Smaller amounts should be air-dried in a room in which fans are circulating. Blotting paper should be interleaved between pages in order to soak up excess moisture. If there is a large amount of saturated records, other methods of drying them are recommended. The most effective method is vacuum freeze-drying. This is a safe and rapid method of treating saturated documents. The effectiveness of vacuum freeze-drying is asserted on the fact that water sublimates directly from liquid to vapour and that distortion is less evident than with other methods.
It is essential that saturated paper is removed from a disaster situation very quickly as fungi are attracted to it and will begin to develop within hours. Freezing halts all fungal activity. To ensure that vacuum freeze-drying is feasible should disaster strike, an office should seek to locate premises which lease their facilities. The second priority is slightly wet or damp paper documents. These may be dried manually as described above, but again, if there are large amounts of records, it may be more practical to vacuum freeze-dry them.
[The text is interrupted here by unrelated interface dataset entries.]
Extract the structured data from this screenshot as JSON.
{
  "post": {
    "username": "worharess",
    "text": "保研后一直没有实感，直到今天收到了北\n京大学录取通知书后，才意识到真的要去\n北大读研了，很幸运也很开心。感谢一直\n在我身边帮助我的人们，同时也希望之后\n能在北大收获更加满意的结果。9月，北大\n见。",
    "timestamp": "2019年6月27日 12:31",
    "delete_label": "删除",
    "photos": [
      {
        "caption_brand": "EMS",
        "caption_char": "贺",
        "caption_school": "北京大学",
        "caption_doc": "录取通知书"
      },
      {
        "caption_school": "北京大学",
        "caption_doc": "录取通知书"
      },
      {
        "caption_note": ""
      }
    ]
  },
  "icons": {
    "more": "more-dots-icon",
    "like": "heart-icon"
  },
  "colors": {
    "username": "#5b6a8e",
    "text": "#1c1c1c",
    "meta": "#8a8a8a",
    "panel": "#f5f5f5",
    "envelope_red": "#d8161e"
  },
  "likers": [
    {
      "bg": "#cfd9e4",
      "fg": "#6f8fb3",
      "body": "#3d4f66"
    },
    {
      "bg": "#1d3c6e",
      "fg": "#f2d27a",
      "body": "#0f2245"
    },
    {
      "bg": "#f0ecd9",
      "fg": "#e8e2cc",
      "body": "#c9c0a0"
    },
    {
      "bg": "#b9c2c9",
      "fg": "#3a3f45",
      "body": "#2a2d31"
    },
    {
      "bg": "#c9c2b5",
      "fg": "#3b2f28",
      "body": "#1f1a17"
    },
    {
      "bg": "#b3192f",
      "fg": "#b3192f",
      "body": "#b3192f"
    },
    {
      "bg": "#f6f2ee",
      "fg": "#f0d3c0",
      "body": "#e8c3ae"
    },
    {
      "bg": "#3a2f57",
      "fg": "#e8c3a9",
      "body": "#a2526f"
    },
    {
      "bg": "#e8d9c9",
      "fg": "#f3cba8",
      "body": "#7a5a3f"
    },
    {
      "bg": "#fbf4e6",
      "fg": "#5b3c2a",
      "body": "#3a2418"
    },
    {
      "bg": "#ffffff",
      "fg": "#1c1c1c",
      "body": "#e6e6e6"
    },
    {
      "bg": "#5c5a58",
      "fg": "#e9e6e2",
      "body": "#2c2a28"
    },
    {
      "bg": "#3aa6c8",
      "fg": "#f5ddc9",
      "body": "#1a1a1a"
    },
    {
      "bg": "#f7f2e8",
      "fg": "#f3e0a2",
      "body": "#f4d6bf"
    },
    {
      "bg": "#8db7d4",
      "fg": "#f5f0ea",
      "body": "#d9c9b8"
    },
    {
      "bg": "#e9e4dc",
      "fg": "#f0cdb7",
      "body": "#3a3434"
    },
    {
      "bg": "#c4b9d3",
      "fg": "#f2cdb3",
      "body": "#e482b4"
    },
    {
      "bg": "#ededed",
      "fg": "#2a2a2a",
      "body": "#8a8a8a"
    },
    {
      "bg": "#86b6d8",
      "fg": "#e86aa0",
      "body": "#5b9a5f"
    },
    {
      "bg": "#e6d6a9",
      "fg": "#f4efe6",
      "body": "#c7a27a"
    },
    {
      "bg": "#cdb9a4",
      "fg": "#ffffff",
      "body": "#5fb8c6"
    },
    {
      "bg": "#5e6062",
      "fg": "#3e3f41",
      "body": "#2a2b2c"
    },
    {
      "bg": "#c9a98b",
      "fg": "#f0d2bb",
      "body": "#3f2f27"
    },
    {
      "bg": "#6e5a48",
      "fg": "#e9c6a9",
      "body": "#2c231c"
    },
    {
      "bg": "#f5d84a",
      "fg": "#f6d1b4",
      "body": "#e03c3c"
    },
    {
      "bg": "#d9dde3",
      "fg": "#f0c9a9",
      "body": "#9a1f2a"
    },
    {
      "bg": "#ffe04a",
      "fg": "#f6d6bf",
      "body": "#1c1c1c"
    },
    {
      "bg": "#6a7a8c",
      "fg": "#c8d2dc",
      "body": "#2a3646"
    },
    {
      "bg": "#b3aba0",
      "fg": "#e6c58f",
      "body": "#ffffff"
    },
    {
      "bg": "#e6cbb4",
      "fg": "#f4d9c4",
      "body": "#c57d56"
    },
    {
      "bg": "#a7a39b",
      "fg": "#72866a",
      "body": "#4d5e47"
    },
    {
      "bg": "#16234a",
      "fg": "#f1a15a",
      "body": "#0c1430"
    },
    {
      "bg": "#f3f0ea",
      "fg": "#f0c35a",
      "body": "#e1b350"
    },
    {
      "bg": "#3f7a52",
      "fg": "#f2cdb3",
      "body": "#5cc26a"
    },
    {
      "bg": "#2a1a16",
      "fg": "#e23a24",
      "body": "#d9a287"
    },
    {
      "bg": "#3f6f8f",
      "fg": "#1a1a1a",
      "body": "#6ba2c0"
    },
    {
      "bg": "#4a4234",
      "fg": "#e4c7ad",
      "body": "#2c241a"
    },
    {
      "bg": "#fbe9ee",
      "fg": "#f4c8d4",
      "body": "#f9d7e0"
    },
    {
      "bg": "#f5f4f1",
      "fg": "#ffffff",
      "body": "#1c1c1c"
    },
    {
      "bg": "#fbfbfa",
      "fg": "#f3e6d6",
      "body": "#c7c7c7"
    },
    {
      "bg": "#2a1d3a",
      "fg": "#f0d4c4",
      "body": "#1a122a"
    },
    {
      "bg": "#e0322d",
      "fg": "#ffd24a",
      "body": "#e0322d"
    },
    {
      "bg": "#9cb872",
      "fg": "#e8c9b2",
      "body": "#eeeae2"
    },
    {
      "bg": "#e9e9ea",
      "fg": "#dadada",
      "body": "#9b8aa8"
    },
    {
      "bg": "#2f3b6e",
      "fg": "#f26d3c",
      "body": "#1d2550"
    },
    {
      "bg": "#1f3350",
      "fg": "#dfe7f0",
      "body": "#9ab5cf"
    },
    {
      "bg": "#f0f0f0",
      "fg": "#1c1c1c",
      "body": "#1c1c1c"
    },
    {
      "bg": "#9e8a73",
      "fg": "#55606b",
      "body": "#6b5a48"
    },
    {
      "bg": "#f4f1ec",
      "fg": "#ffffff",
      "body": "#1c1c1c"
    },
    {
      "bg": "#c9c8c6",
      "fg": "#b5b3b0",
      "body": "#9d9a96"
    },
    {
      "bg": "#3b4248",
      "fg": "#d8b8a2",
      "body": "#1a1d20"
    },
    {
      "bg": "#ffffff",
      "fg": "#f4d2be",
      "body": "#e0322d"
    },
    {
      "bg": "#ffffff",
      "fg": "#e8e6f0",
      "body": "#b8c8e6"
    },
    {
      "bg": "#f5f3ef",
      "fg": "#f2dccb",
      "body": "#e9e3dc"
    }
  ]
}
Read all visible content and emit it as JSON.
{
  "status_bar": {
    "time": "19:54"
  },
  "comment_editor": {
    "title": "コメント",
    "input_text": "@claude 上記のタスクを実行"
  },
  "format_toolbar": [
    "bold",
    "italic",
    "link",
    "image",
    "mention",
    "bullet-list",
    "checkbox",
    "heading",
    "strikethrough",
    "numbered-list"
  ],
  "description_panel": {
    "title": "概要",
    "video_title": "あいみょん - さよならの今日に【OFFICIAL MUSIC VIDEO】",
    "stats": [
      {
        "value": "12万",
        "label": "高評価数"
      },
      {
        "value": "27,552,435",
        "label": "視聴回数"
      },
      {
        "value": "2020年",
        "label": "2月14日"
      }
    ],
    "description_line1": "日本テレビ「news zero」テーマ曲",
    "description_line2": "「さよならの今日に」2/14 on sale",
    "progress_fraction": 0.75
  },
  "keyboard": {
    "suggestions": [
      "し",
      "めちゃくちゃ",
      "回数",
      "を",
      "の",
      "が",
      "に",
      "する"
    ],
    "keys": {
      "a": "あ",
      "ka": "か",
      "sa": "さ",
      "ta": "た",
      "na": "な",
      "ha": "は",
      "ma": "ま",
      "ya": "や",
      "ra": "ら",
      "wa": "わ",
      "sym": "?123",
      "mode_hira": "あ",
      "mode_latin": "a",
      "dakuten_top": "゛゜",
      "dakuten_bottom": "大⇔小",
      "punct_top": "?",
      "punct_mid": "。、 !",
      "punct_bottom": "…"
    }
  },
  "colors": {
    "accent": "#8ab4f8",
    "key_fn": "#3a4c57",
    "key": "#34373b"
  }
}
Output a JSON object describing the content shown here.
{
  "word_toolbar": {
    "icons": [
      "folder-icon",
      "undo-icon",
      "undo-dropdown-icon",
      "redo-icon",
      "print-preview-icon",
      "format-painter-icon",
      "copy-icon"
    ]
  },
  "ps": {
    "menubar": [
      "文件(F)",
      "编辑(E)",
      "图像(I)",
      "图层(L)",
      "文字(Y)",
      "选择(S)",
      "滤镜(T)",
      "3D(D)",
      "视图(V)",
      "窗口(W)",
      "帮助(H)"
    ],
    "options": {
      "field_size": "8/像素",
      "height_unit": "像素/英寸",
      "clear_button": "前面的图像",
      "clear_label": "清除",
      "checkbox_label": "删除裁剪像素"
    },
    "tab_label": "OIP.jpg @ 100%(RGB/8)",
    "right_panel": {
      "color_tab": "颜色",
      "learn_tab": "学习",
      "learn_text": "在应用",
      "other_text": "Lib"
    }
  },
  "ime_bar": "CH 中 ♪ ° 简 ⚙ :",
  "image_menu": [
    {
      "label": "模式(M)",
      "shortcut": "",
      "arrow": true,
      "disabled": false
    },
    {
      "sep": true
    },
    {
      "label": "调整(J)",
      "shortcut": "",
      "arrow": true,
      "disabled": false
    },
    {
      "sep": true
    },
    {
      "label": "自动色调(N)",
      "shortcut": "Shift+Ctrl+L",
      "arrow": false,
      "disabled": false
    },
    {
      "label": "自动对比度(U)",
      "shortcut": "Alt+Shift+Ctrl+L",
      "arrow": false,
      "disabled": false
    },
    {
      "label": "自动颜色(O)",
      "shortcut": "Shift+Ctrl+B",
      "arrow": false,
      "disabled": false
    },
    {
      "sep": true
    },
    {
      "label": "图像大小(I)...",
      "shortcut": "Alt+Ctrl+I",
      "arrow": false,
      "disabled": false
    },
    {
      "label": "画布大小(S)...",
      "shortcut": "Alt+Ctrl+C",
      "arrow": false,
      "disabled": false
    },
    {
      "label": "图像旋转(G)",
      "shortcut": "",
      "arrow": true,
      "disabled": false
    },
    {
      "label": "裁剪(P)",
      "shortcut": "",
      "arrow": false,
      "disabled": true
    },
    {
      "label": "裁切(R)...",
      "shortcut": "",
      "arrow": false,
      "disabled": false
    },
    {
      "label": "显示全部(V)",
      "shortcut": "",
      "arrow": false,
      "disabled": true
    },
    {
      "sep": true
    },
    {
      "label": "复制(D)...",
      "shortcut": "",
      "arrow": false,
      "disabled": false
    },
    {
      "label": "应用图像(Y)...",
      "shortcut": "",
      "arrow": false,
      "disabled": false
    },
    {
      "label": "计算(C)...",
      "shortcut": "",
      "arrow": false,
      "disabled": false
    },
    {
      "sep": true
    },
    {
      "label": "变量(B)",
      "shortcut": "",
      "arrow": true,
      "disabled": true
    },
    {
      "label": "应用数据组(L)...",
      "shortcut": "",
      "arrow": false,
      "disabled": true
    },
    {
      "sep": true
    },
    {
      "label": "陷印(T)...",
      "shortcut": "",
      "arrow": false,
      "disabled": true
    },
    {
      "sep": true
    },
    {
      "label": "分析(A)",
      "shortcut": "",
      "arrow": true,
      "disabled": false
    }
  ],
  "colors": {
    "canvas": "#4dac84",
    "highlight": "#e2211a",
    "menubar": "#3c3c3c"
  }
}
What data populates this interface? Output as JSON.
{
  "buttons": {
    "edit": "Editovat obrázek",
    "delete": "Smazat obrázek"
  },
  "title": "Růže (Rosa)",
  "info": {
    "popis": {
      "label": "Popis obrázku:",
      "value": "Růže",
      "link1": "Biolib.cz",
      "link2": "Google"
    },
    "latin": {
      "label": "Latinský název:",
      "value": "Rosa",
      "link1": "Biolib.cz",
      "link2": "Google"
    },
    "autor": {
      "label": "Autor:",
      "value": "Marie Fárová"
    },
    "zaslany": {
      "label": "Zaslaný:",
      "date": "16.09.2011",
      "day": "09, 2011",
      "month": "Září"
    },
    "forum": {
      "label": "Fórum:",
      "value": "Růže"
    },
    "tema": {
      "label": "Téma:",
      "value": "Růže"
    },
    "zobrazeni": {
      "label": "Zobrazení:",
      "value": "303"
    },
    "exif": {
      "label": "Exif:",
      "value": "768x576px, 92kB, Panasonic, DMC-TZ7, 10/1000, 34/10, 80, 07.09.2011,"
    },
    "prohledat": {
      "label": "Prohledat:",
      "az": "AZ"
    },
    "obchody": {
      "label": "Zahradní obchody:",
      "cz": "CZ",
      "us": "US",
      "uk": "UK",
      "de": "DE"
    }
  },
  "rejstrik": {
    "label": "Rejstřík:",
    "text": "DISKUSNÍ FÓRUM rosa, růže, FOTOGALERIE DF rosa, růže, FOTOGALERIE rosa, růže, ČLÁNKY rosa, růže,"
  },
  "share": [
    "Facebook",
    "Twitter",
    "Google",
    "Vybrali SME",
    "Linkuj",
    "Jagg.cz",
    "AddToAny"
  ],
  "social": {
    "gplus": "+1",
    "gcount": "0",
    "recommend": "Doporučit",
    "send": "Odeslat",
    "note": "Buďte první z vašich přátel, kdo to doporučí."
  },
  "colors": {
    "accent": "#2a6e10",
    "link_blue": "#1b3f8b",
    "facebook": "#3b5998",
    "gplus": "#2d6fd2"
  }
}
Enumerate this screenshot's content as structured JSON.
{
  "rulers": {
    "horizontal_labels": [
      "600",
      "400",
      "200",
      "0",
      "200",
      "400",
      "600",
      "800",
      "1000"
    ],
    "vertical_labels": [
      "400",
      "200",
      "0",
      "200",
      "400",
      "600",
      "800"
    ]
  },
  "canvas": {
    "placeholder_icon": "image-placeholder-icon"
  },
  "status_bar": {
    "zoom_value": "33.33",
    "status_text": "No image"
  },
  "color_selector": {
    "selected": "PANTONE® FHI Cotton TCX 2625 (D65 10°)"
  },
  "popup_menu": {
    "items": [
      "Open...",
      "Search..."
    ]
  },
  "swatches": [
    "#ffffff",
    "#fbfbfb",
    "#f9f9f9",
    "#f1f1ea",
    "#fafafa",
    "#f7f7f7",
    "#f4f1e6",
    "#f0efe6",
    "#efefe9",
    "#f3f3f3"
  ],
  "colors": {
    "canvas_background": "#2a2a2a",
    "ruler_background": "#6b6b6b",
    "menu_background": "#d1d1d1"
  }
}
The third priority is records stored on vulnerable, modern media, for example, floppy disks, CD-ROMs, photographs, cassette tapes, videotapes etc. For the most part, it is assumed that if such vulnerable media are subjected to extreme environmental conditions such as extreme heat or moisture, they will be damaged irreparably.
The most effective method of protecting such records media is to routinely make back-up copies and store them off premises. Alternatively, and not as satisfactory, is retention in a fireproof safe. Where photographs survive they should be referred to a photographic conservator. A fourth priority is records suffering from heat damage. The extent of heat damage is dependent on how close the records were to the fire.
While the superficial appearance of records may not indicate damage, the underlying structure may be irreparably weakened. In such cases, attempts at conservation may well prove pointless. The most effective method of recovering information contained in such records will be to copy them and destroy the originals. In fact, if heat-damaged records are photocopied the heat they are subjected to during the copying process may precipitate decomposition.